Major dollars are on the line, but companies are so unhappy with a rash of domestic violence cases involving National Football League players that they are likely to drop sponsorships, said Robert Tuchman, president of sports and entertainment marketing firm Goviva.

"They are really holding on until the last minute until public outcry is so much that they can't be associated with this," said Tuchman. "That's when you're going to find them pulling out."

Football is the nation's most popular sport and has always been an advertising vehicle of choice for major consumer brands. Companies have committed millions of dollars to NFL sponsorships and millions more in related programs to leverage those sponsorships, said Tuchman. He added, "No one wants to pull away from the NFL."

But companies are now distancing themselves from the league following a series of shocking incidents involving pro football players and what's seen as a weak response from the NFL.

In the latest fallout from the domestic violence case involving former Baltimore Raven Ray Rice and other arrests of NFL players, Procter & Gamble (PG) has withdrawn from a promotional initiative with the NFL for Breast Cancer Awareness Month, according to CBS Sports, citing sources with knowledge of the matter.

The consumer products giant had worked with the NFL on a project in which players from every NFL franchise would have worn pink mouthguards and participated in social media to raise money and draw attention to the fight against breast cancer.

But P&G canceled the campaign on Thursday amid the furor over the league's response to Rice and other incidents involving the Minnesota Vikings' Adrian Peterson and the Arizona Cardinals' Jonathan Dwyer. P&G will still donate any money raised in the campaign to cancer charities, CBS Sports reported.

Spokespersons for P&G and the NFL did not immediately respond to a request for comment.

A growing number of sponsors have expressed concern about the recent domestic violence issues involving NFL players. Anheuser-Busch InBev (BUD) this week criticized the league's handling of what the beer seller were behaviors that "go against our own company culture and moral code." PepsiCo (PEP) also has questioned the NFL's handling of domestic violence and child abuse, while Radisson Hotels has suspended its sponsorship of the Vikings.

Companies have also cut ties with Rice, who was captured on video striking his then-fiancee Janay Palmer in a casino elevator. Sponsors who dropped Rice include Nike (NKE) and exercise equipment maker Vertimax.

Tuchman said he hopes the NFL will not only adopt a zero-tolerance policy, but also use its power to change attitudes about domestic violence -- not just in football, but across the country. "Because they are at the top of the top in terms of marketing and brand, they really have an opportunity here" to change both perceptions and behavior, he said.
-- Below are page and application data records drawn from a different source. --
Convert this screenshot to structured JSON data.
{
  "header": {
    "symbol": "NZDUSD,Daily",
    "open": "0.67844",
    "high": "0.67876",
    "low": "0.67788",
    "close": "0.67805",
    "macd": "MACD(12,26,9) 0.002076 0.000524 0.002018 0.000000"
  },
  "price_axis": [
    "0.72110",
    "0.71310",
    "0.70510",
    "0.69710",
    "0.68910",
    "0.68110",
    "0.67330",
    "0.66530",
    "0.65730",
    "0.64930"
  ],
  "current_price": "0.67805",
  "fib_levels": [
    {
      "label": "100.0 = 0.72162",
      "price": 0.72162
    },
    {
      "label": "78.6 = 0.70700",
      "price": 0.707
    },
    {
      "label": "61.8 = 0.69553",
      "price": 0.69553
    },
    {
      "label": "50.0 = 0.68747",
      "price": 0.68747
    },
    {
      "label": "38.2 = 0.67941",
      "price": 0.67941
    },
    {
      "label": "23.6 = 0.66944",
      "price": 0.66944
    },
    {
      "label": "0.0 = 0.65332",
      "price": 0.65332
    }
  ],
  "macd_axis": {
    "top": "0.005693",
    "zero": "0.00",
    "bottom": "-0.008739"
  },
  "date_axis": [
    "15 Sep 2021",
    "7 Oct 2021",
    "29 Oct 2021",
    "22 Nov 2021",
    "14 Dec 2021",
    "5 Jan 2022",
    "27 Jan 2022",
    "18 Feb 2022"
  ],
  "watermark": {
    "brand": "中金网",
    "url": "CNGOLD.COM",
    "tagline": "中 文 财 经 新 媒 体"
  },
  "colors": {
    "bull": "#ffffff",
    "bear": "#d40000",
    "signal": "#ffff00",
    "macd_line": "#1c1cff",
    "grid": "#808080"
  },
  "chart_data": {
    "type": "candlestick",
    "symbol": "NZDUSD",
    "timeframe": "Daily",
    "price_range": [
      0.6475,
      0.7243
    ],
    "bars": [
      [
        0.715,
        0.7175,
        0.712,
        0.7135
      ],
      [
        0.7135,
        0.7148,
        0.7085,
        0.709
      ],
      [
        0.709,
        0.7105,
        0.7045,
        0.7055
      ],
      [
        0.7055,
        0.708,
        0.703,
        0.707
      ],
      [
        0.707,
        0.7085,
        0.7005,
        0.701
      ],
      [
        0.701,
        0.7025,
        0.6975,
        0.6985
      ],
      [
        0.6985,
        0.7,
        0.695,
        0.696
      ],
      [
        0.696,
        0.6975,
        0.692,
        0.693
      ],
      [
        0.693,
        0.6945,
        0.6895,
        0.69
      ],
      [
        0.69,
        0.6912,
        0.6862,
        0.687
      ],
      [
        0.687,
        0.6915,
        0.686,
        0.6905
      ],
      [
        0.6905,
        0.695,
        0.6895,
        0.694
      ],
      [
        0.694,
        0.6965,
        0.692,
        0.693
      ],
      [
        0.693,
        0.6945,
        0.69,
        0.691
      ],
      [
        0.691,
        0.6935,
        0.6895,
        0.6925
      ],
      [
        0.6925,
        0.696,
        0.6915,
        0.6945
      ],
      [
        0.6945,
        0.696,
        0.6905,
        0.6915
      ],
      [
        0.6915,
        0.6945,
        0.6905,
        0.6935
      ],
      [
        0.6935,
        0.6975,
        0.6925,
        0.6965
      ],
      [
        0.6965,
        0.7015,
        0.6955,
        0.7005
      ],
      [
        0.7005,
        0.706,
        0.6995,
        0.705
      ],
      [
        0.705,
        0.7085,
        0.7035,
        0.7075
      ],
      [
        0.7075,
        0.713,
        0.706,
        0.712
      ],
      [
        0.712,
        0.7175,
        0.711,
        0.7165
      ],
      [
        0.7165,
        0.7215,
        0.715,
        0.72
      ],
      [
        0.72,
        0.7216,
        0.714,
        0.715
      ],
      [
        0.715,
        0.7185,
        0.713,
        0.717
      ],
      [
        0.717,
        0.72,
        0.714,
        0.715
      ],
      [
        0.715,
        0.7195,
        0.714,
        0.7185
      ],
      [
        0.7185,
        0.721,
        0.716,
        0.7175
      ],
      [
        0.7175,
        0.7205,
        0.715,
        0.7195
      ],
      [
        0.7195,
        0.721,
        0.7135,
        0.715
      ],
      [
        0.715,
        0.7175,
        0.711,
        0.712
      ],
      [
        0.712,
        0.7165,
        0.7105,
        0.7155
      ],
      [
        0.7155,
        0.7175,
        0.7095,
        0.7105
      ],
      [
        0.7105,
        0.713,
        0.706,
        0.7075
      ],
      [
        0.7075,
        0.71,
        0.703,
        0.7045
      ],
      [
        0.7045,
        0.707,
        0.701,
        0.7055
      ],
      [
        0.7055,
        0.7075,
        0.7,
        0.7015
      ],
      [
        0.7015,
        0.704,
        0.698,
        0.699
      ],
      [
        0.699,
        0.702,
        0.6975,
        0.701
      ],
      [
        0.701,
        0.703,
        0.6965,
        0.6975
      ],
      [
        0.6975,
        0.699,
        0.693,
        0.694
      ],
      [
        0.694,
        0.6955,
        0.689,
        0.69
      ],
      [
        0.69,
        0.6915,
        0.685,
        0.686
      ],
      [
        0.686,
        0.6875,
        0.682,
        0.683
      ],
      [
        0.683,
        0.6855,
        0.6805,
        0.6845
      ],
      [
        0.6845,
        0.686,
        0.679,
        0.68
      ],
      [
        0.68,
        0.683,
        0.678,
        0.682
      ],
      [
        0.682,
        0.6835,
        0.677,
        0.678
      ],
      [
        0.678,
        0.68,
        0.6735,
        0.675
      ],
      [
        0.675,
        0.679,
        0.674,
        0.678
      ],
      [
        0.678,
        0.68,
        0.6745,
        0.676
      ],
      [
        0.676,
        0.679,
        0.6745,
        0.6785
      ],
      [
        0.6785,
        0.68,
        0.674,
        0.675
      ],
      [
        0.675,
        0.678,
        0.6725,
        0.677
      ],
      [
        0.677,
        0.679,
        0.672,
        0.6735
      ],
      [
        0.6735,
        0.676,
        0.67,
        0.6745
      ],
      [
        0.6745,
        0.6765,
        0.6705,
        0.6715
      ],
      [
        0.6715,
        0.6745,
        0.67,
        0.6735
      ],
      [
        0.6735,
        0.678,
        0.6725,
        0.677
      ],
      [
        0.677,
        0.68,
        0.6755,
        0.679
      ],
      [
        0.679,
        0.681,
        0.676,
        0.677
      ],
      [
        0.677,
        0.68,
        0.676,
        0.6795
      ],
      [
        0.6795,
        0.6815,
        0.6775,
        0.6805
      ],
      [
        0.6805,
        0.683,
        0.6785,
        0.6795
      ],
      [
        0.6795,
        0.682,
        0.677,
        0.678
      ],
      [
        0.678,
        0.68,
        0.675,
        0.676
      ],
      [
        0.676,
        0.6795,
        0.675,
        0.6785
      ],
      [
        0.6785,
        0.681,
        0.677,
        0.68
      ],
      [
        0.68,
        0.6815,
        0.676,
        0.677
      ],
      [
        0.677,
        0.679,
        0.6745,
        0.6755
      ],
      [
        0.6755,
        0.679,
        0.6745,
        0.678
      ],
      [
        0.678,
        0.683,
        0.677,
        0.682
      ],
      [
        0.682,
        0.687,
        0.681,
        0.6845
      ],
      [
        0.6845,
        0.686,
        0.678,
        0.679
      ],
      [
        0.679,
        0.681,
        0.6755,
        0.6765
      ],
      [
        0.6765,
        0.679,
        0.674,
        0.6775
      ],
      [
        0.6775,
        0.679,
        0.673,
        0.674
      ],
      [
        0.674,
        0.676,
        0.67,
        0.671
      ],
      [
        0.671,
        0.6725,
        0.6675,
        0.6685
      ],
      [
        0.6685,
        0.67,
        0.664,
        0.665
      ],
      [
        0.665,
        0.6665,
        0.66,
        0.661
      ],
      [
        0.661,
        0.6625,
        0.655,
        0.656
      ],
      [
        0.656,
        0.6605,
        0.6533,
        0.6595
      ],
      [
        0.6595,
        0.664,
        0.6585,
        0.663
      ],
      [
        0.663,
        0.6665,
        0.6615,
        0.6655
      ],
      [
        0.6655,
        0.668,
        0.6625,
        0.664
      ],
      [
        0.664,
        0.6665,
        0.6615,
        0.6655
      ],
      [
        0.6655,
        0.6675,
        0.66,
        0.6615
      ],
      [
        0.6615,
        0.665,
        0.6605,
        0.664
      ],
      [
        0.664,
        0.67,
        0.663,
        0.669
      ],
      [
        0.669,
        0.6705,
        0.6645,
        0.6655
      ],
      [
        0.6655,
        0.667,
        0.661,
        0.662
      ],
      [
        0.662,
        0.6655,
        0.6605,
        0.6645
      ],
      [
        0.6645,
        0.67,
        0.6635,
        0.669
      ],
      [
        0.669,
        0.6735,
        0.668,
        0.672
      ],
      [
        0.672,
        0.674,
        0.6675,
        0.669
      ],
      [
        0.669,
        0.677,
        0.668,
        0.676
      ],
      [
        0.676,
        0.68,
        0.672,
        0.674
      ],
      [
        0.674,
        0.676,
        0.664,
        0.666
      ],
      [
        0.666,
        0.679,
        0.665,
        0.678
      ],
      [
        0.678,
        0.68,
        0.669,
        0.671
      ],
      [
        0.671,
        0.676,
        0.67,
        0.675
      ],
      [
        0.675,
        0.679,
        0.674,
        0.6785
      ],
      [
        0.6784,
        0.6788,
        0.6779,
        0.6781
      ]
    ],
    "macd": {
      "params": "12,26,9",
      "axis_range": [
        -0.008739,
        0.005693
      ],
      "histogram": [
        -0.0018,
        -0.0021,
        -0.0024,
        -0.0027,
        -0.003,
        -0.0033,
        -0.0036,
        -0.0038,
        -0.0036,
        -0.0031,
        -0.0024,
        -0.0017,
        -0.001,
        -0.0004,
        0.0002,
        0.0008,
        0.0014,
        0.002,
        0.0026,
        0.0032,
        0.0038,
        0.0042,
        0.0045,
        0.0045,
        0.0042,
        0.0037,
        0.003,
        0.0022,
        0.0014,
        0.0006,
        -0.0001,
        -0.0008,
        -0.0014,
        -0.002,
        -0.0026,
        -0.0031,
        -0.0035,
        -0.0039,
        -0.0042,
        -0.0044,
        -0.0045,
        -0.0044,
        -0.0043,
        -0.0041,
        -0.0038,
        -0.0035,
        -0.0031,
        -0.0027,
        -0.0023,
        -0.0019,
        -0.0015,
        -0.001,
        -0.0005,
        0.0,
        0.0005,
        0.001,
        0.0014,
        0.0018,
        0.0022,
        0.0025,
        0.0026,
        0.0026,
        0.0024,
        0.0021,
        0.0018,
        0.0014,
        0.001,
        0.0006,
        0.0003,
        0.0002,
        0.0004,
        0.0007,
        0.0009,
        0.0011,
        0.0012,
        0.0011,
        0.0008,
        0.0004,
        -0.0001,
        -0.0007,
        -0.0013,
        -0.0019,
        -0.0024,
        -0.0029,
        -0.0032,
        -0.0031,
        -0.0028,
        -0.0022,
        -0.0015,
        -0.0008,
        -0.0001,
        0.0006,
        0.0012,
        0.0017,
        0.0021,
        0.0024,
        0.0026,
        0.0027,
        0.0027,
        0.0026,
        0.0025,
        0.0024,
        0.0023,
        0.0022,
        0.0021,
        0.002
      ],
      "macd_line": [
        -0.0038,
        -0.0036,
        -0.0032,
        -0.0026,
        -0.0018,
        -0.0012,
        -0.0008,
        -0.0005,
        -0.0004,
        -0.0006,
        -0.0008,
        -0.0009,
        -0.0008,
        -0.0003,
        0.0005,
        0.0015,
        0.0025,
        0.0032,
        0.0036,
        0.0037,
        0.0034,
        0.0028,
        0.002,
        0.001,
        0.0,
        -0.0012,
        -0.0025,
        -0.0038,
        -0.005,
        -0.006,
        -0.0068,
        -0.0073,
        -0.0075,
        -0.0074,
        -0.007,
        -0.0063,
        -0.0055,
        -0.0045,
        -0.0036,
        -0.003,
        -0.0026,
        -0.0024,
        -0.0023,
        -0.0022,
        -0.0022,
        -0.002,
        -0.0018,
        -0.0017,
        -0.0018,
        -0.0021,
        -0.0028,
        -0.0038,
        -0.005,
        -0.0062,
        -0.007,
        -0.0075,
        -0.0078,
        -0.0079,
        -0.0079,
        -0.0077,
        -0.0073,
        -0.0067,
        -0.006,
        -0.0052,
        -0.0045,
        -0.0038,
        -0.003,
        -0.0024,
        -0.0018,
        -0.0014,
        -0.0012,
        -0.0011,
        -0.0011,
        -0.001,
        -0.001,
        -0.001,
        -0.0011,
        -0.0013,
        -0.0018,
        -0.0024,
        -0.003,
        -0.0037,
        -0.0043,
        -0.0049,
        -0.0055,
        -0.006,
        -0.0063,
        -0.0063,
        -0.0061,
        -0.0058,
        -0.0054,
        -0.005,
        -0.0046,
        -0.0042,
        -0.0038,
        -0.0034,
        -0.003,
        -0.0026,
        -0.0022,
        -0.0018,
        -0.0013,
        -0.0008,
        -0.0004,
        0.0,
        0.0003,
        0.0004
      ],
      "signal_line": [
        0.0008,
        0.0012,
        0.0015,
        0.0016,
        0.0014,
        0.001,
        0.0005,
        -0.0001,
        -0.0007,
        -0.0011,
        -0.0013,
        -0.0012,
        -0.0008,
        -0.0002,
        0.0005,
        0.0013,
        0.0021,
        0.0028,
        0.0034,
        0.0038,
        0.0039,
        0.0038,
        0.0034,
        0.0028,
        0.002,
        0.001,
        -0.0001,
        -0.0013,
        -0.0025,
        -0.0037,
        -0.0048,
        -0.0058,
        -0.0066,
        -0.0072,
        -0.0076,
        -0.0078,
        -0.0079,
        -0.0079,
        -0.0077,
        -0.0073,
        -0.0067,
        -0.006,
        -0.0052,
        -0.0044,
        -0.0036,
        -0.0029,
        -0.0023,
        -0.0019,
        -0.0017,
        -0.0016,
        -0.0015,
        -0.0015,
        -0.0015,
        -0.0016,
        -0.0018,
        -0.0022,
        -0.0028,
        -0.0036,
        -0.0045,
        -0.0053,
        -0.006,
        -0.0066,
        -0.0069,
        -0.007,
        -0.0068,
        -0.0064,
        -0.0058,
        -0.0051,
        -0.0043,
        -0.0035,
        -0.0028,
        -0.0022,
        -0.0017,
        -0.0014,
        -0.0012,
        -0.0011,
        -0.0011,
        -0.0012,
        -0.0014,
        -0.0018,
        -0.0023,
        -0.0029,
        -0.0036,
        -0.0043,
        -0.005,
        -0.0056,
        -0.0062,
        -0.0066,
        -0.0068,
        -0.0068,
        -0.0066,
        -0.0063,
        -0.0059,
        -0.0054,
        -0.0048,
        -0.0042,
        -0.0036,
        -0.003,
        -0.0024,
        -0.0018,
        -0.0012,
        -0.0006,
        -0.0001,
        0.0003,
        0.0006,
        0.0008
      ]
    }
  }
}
So far the NFL seems to be squandering that opportunity with missteps. Commissioner Roger Goodell apologized Friday for mishandling the Rice affair. He also admitted the league needs clearer policies and announced new initiatives with the National Domestic Violence Hotline and the National Sexual Violence Resource Center.

Tuchman thought such efforts wouldn't be enough to fully address sponsors' concerns. He thinks the NFL needs to take a tougher stance on players shown to have abused women or children.